Below is the translation of the interview:
“Armenia is quite a different world. It is a small and poor state living by its past.”
BIRAND: To date, everybody has talked and you have kept silent. How would you assess the French Parliament’s resolution? Have you reached your aim?
KOCHARIAN: It was first of all the aim of the Armenians of France. The Armenians of France wanted the Genocide to be recognized. I personally welcome France’s recognizing the events that occurred at the beginning of the century.
MAB: Do you feel satisfied?
RK: Yes, I do.
MAB: And that’s all?
RK: I am providing an answer that answers your question.
MAB: 2001 has been declared “the Year of Armenians”. Armenians will put their efforts together to get similar bills adopted by the parliaments of other countries. Your “number one” target is said to be the US Congress. Is that true? Do you have similar thoughts?
RK: Who has declared 2001 the “Year of Armenians”?
MAB: I think Armenia and its Diaspora did. Your streets are replete with festive arrangements.
RK: The year 2001 is the anniversary of the adoption of Christianity. The “Year of Armenians” must be connected with this date. But it has nothing to do with Genocide recognition. This subject has nothing to do with the celebrations of the 1700th anniversary.
MAB: Armenia and its Diaspora will work through this year to get the parliaments of the USA and other countries to adopt bills similar to that adopted by France, will they not?
RK: Yes, we will. I, too, think that the Diaspora will be active. It is the right of American Armenians. They are exercising this right.
MAB: Who is in the forefront of the genocide recognition campaign – Armenia or its Diaspora?
RK: Since the Soviet times and until recent years Armenia did not pay attention to these questions. All efforts on genocide recognition had been directed by the Diaspora. The Armenian Diaspora are descendants of the Genocide victims. After Armenia gained independence, it ought to clarify its position on this question. It was done by me from the United National tribune and during the Istanbul summit of the OSCE. It is a big problem
whose roots are deep enough to turn it into a concern of both Armenia, its Diaspora and the entire world community. It is wrong to regard it as an initiative of an individual. I also could contribute. I am not leader of either American or French Armenians. I can’t figure out how I could pressure the US Congress. Is it so important where the process is directed from? The efforts of Armenia and its Diaspora go simultaneously, which proves more effective.
MAB: Alright. Let’s put the problem of leadership aside. First France and then Italy and Great Britain say Turkey is responsible. What do you want to prove and what will happen next? Do you mean to force us to do something? There is a reasonable question in Turkey: “What does Armenia want from us: compensation or lands?”

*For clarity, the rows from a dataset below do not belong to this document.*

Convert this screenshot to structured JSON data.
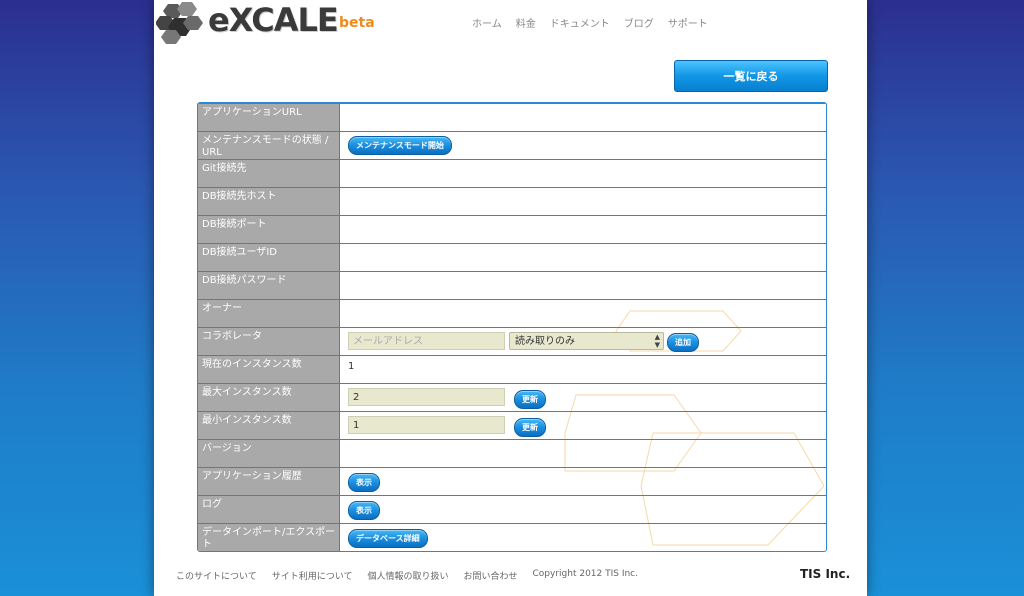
{
  "logo": {
    "name": "eXCALE",
    "suffix": "beta"
  },
  "nav": [
    "ホーム",
    "料金",
    "ドキュメント",
    "ブログ",
    "サポート"
  ],
  "back_button": "一覧に戻る",
  "rows": {
    "app_url": {
      "label": "アプリケーションURL"
    },
    "maintenance": {
      "label": "メンテナンスモードの状態 / URL",
      "button": "メンテナンスモード開始"
    },
    "git": {
      "label": "Git接続先"
    },
    "db_host": {
      "label": "DB接続先ホスト"
    },
    "db_port": {
      "label": "DB接続ポート"
    },
    "db_user": {
      "label": "DB接続ユーザID"
    },
    "db_pass": {
      "label": "DB接続パスワード"
    },
    "owner": {
      "label": "オーナー"
    },
    "collab": {
      "label": "コラボレータ",
      "email_placeholder": "メールアドレス",
      "permission": "読み取りのみ",
      "add_button": "追加"
    },
    "current_instances": {
      "label": "現在のインスタンス数",
      "value": "1"
    },
    "max_instances": {
      "label": "最大インスタンス数",
      "value": "2",
      "button": "更新"
    },
    "min_instances": {
      "label": "最小インスタンス数",
      "value": "1",
      "button": "更新"
    },
    "version": {
      "label": "バージョン"
    },
    "history": {
      "label": "アプリケーション履歴",
      "button": "表示"
    },
    "log": {
      "label": "ログ",
      "button": "表示"
    },
    "import_export": {
      "label": "データインポート/エクスポート",
      "button": "データベース詳細"
    }
  },
  "footer": {
    "links": [
      "このサイトについて",
      "サイト利用について",
      "個人情報の取り扱い",
      "お問い合わせ"
    ],
    "copyright": "Copyright 2012 TIS Inc.",
    "company": "TIS Inc."
  },
  "colors": {
    "accent": "#1196e6",
    "border": "#2f86d6",
    "label_bg": "#a9a9a9",
    "beta": "#f08a1c"
  }
}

RK: Armenia will not present any legal claim after Turkey admits having committed genocide.
MAB: Do you mean to say that if Turkey admits genocide Armenia will not present territorial claims or demand compensation?
RK: Armenia has no legal grounds for that. Neither I nor Armenia has similar claims. Genocide recognition will never lead up to the issue of lands. I am surprised that Turkish men of law cannot explain it to the Turkish government. If this legal provision is realized, Turkey will look at the problem more calmly.
MAB: Turkey does not trust you, nor do you trust Turkey. There is a corresponding point in your Constitution. Dashnaktsutiun enjoys a legal status in Armenia. You say you have no claims. Suppose, we admit genocide. Tomorrow Mocharian will succeed Kocharian. Isn’t it possible that he’ll say:
“I did not tell you I had no claims. It was Kocharian who said it. You
admitted genocide, and so pay compensation and give our lands back”.
RK: Similar problems are regulated by international law. You are right, it is possible that there will follow claims from relevant sides. But I think that after Turkey admits genocide, Armenia will not set forth any legal claim before Turkey. It is another question that it is possible that descendants of genocide victims will bring the matter to court. They can do it today as well. It has nothing to do with genocide recognition. If a Diasporan Armenian applies to court and can provide evidence that during those years he had money in a bank account, he will be regarded as a legal
successor. Suppose, a similar lawsuit is filed with a Turkish court. Those wishing can do it right now as well. If the Turkish court rejects the lawsuit, he may turn to European instances. It is not conditional on whether Turkey admits genocide or not. In my mind, Turkey does not fully realize the consequences of genocide recognition. In my view, in this and similar issues it is enough for Turkey to unveil archives and offer an apology. You don’t have to call it “genocide”. But it must be acknowledged that there were mass killings and deportations, and that today’s Diaspora is the consequence of 1915. By taking such simple steps you will drastically solve the question and the future of our relations will be changed.
MAB: You say there will be no territorial claims or demands for compensation if Turkey admits genocide. Is it your position that Turkey should open archives and offer an apology?
RK: Yes, it is. It is our only goal. It is a matter of morality and, most importantly, it is a matter of honor.